Available data -
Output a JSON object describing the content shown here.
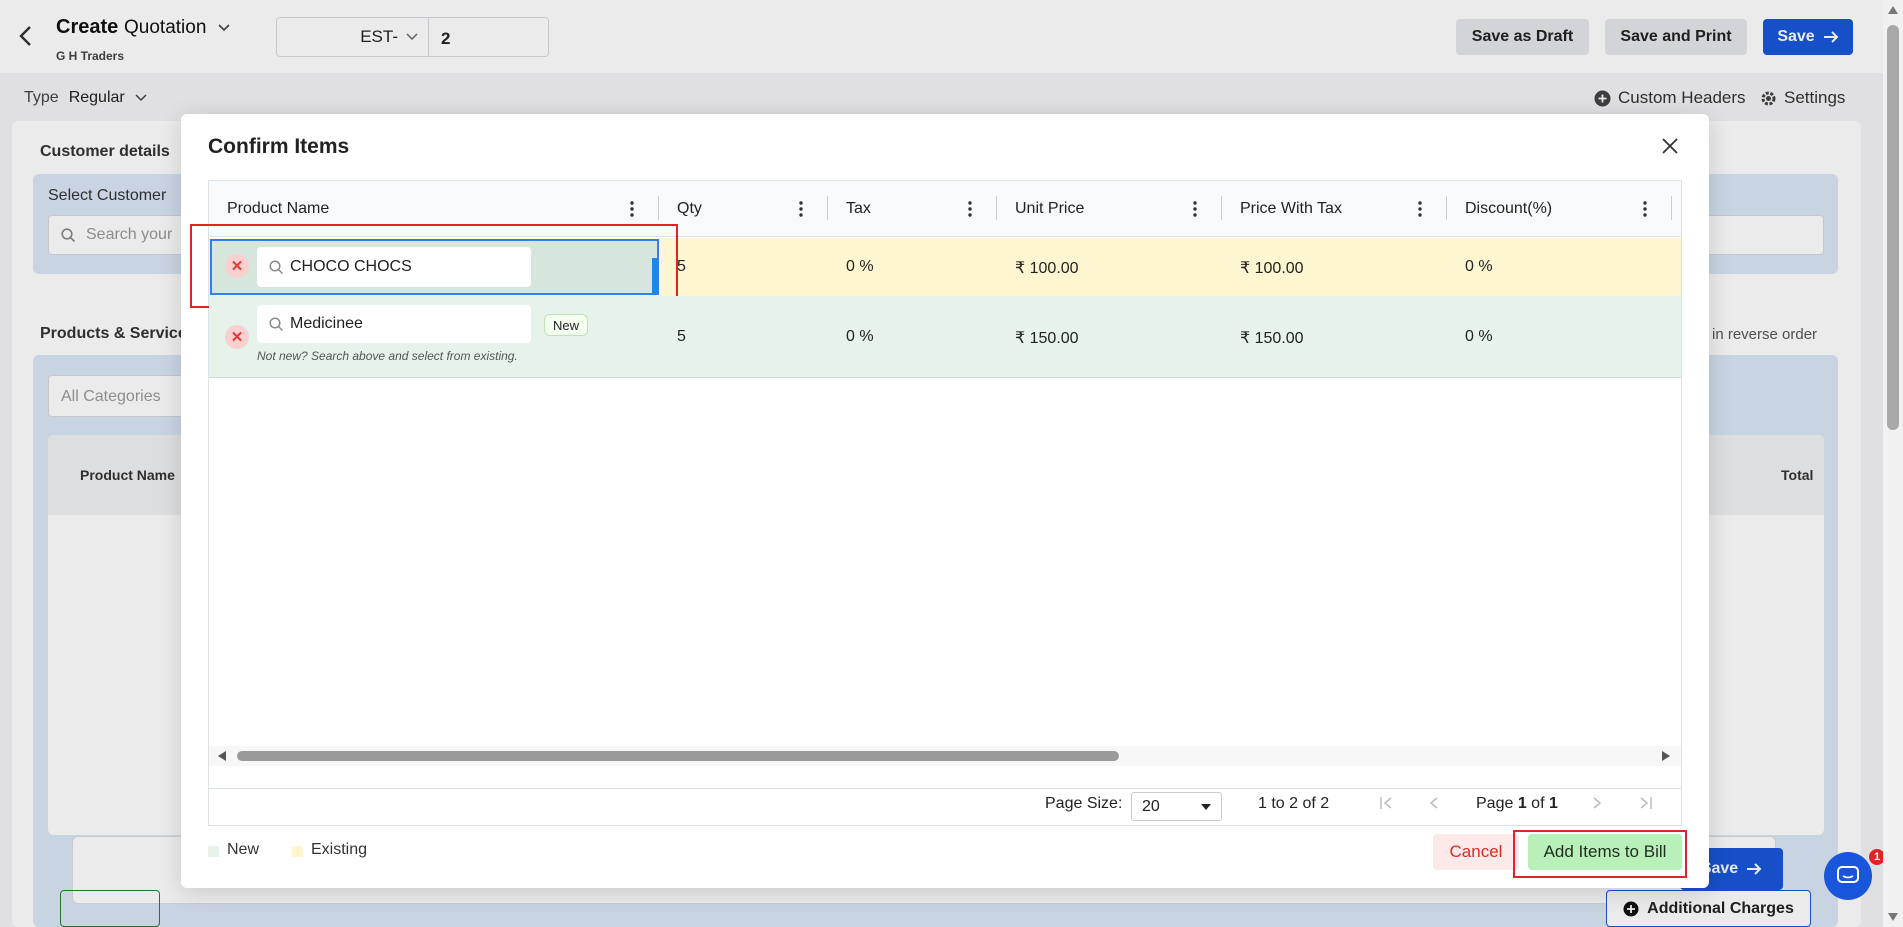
{
  "header": {
    "title": "Create",
    "doc_type": "Quotation",
    "company": "G H Traders",
    "estimate_prefix": "EST-",
    "estimate_number": "2",
    "save_draft": "Save as Draft",
    "save_print": "Save and Print",
    "save": "Save"
  },
  "typebar": {
    "label": "Type",
    "value": "Regular",
    "custom_headers": "Custom Headers",
    "settings": "Settings"
  },
  "background": {
    "customer_details": "Customer details",
    "select_customer": "Select Customer",
    "search_placeholder": "Search your",
    "products_services": "Products & Service",
    "reverse_order": "in reverse order",
    "all_categories": "All Categories",
    "col_product": "Product Name",
    "col_total": "Total",
    "save": "Save",
    "additional_charges": "Additional Charges",
    "chat_badge": "1"
  },
  "modal": {
    "title": "Confirm Items",
    "columns": [
      "Product Name",
      "Qty",
      "Tax",
      "Unit Price",
      "Price With Tax",
      "Discount(%)"
    ],
    "rows": [
      {
        "product": "CHOCO CHOCS",
        "qty": "5",
        "tax": "0 %",
        "unit_price": "₹ 100.00",
        "price_with_tax": "₹ 100.00",
        "discount": "0 %"
      },
      {
        "product": "Medicinee",
        "tag": "New",
        "hint": "Not new? Search above and select from existing.",
        "qty": "5",
        "tax": "0 %",
        "unit_price": "₹ 150.00",
        "price_with_tax": "₹ 150.00",
        "discount": "0 %"
      }
    ],
    "pagination": {
      "page_size_label": "Page Size:",
      "page_size": "20",
      "range_from": "1",
      "range_to": "2",
      "range_total": "2",
      "page_current": "1",
      "page_total": "1"
    },
    "legend": {
      "new": "New",
      "existing": "Existing",
      "new_color": "#e6f2ea",
      "existing_color": "#fdf6d0"
    },
    "cancel": "Cancel",
    "add_items": "Add Items to Bill"
  },
  "colors": {
    "primary": "#1a56db",
    "highlight": "#e02424"
  }
}
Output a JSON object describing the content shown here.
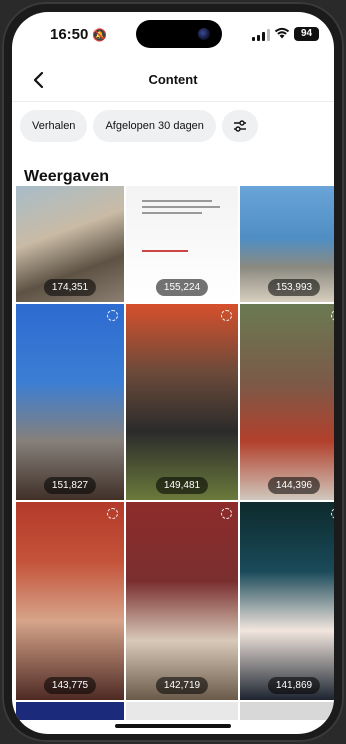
{
  "status_bar": {
    "time": "16:50",
    "battery": "94"
  },
  "nav": {
    "title": "Content"
  },
  "filters": {
    "stories_label": "Verhalen",
    "range_label": "Afgelopen 30 dagen"
  },
  "section": {
    "title": "Weergaven"
  },
  "tiles": [
    {
      "views": "174,351"
    },
    {
      "views": "155,224"
    },
    {
      "views": "153,993"
    },
    {
      "views": "151,827"
    },
    {
      "views": "149,481"
    },
    {
      "views": "144,396"
    },
    {
      "views": "143,775"
    },
    {
      "views": "142,719"
    },
    {
      "views": "141,869"
    }
  ],
  "icons": {
    "back": "chevron-left-icon",
    "filter": "sliders-icon",
    "mute": "bell-off-icon",
    "wifi": "wifi-icon",
    "reel": "reel-icon"
  }
}
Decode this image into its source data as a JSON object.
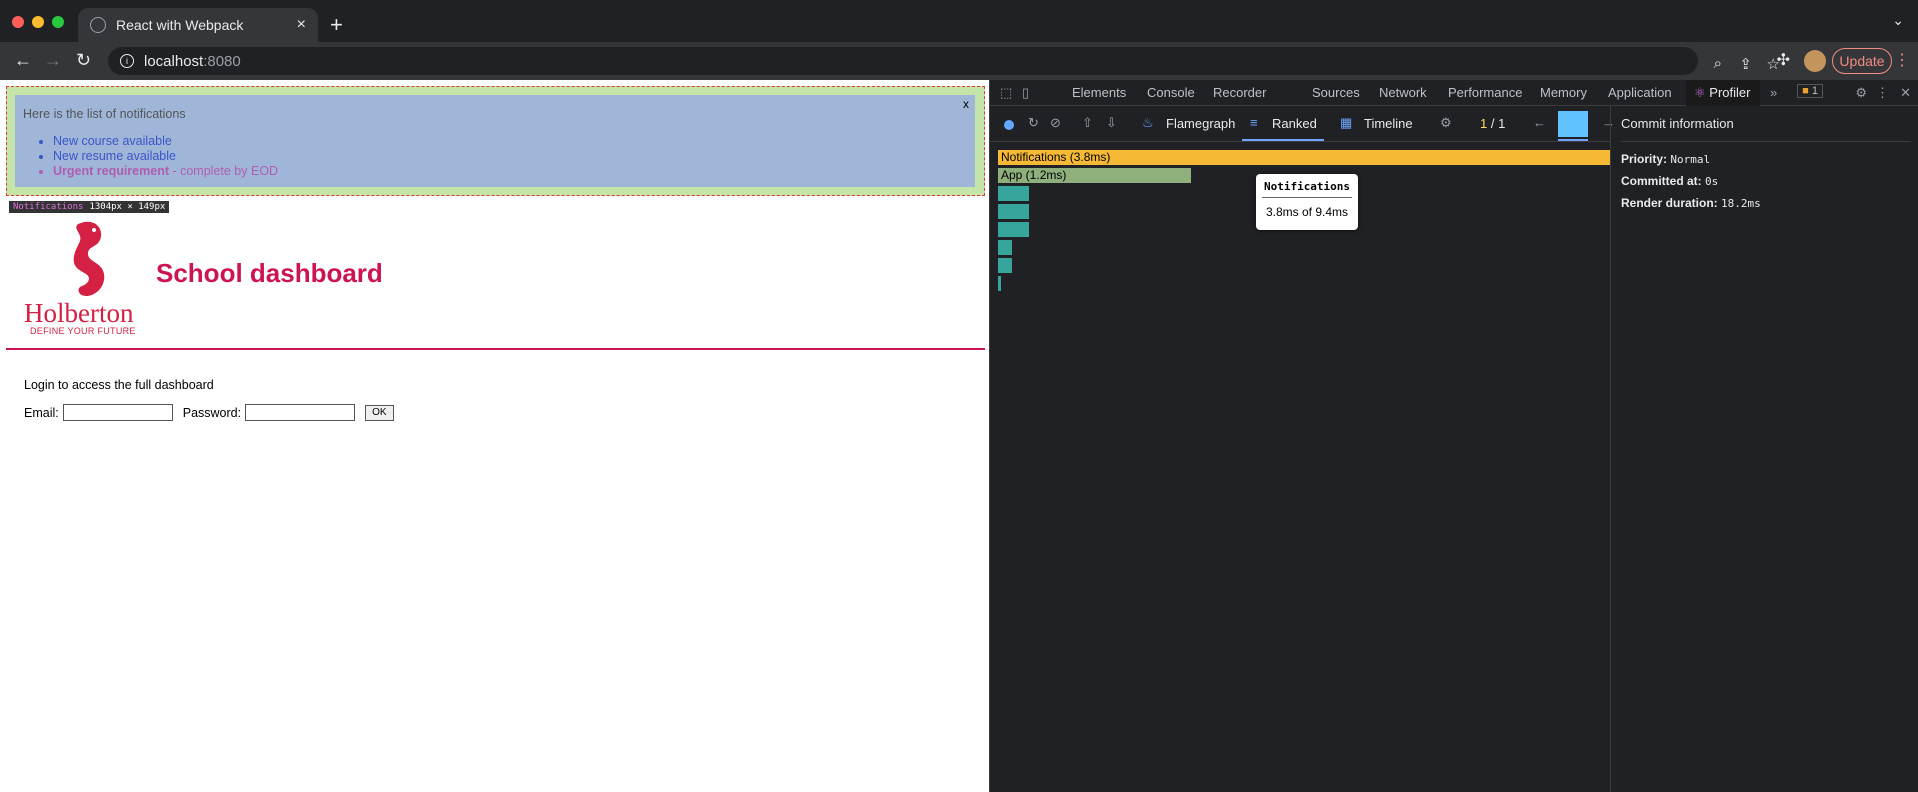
{
  "browser": {
    "tab_title": "React with Webpack",
    "new_tab": "+",
    "tab_close": "×",
    "url_host": "localhost",
    "url_port": ":8080",
    "update_label": "Update"
  },
  "page": {
    "notifications_intro": "Here is the list of notifications",
    "notifications": [
      {
        "text": "New course available",
        "type": "default"
      },
      {
        "text": "New resume available",
        "type": "default"
      },
      {
        "text": "Urgent requirement",
        "suffix": " - complete by EOD",
        "type": "urgent"
      }
    ],
    "close_label": "x",
    "inspect_name": "Notifications",
    "inspect_size": "1304px × 149px",
    "logo_text": "Holberton",
    "logo_subtext": "DEFINE YOUR FUTURE",
    "title": "School dashboard",
    "login_text": "Login to access the full dashboard",
    "email_label": "Email:",
    "password_label": "Password:",
    "ok_label": "OK"
  },
  "devtools": {
    "tabs": [
      "Elements",
      "Console",
      "Recorder",
      "Sources",
      "Network",
      "Performance",
      "Memory",
      "Application",
      "Profiler"
    ],
    "active_tab": "Profiler",
    "issues_count": "1",
    "profiler": {
      "modes": [
        "Flamegraph",
        "Ranked",
        "Timeline"
      ],
      "active_mode": "Ranked",
      "commit_current": "1",
      "commit_total": "1"
    },
    "ranked_bars": [
      {
        "label": "Notifications (3.8ms)",
        "value": 3.8,
        "color": "#f5b935"
      },
      {
        "label": "App (1.2ms)",
        "value": 1.2,
        "color": "#8fb07c"
      },
      {
        "label": "",
        "value": 0.19,
        "color": "#37a59b"
      },
      {
        "label": "",
        "value": 0.19,
        "color": "#37a59b"
      },
      {
        "label": "",
        "value": 0.19,
        "color": "#37a59b"
      },
      {
        "label": "",
        "value": 0.09,
        "color": "#37a59b"
      },
      {
        "label": "",
        "value": 0.09,
        "color": "#37a59b"
      },
      {
        "label": "",
        "value": 0.02,
        "color": "#37a59b"
      }
    ],
    "tooltip": {
      "title": "Notifications",
      "body": "3.8ms of 9.4ms"
    },
    "commit_info": {
      "header": "Commit information",
      "priority_label": "Priority:",
      "priority_value": "Normal",
      "committed_label": "Committed at:",
      "committed_value": "0s",
      "render_label": "Render duration:",
      "render_value": "18.2ms"
    }
  }
}
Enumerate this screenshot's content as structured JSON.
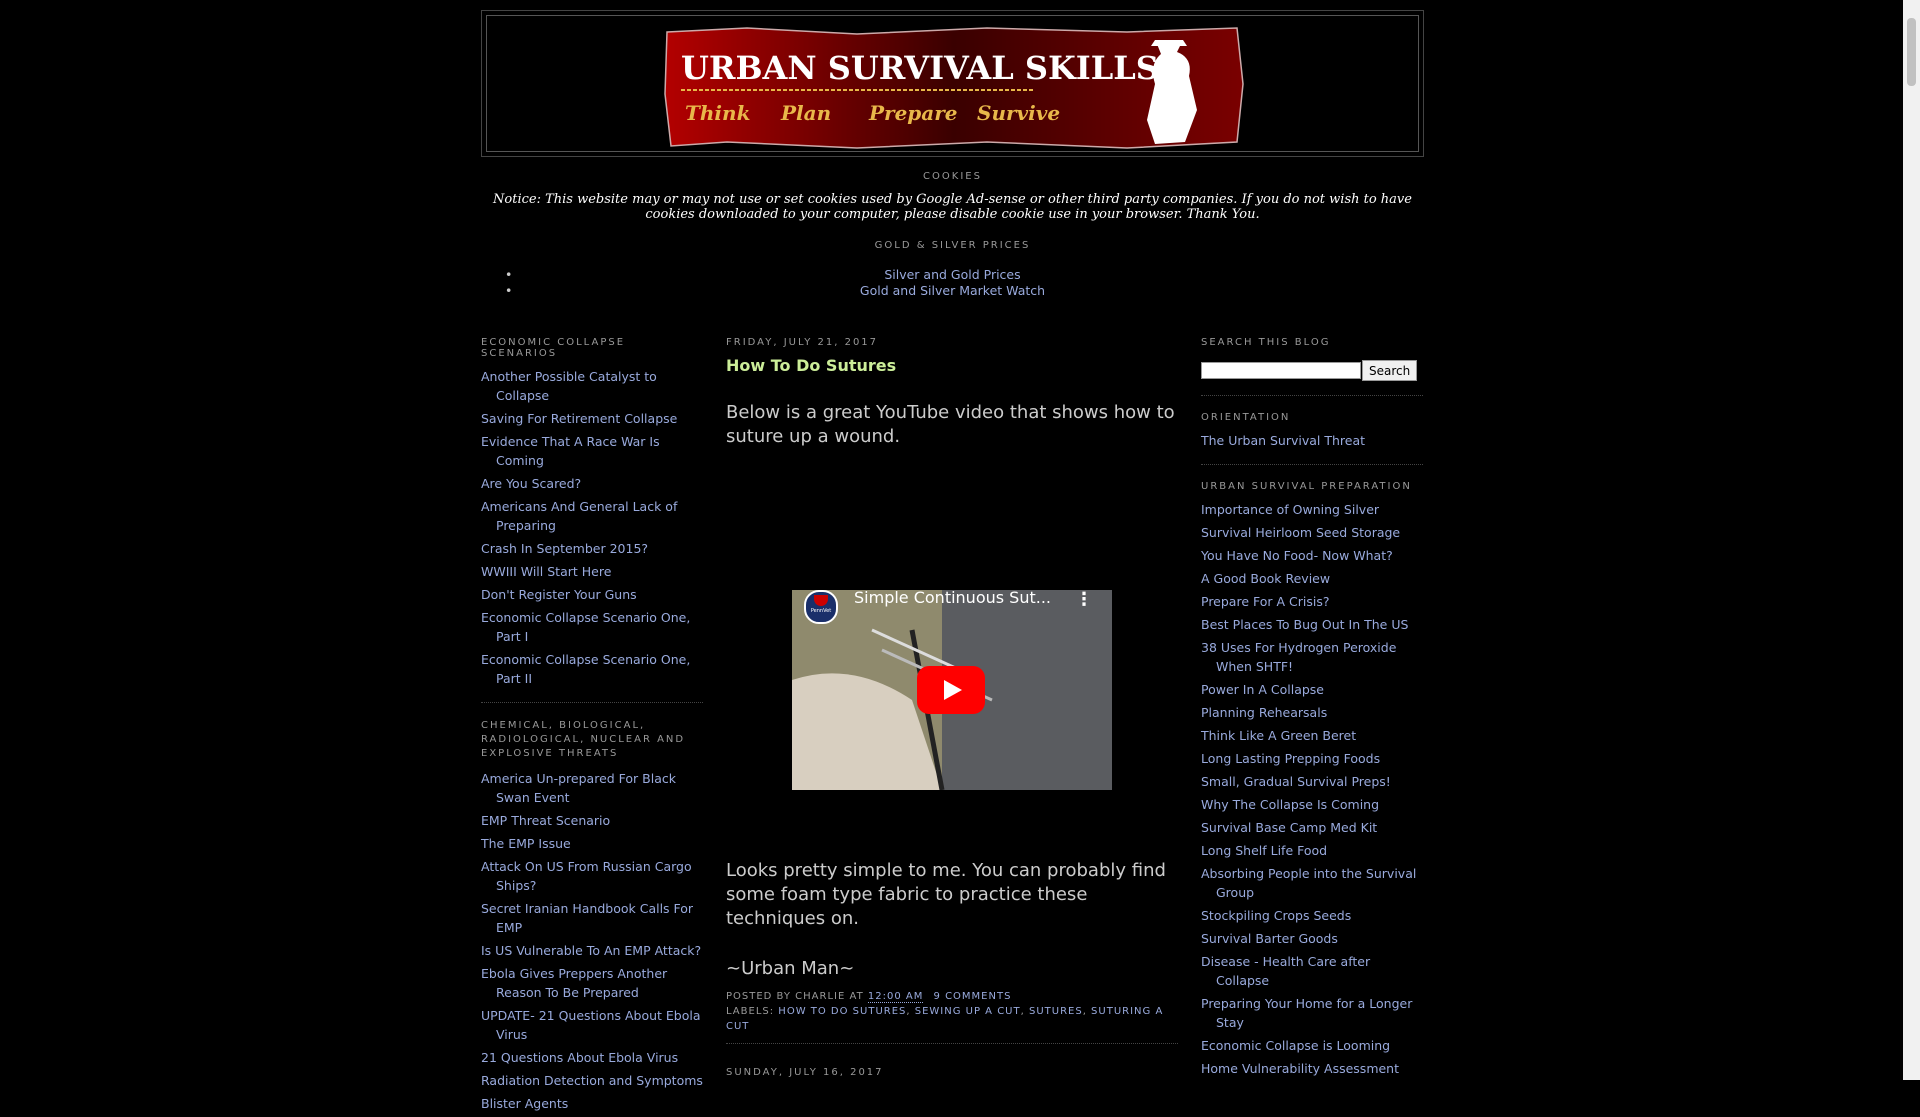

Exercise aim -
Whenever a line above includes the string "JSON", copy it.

Completed exercise -
Output a JSON object describing the content shown here.
Output a JSON object describing the content shown here.
Decode this image into its source data as a JSON object.
Enumerate this screenshot's content as structured JSON.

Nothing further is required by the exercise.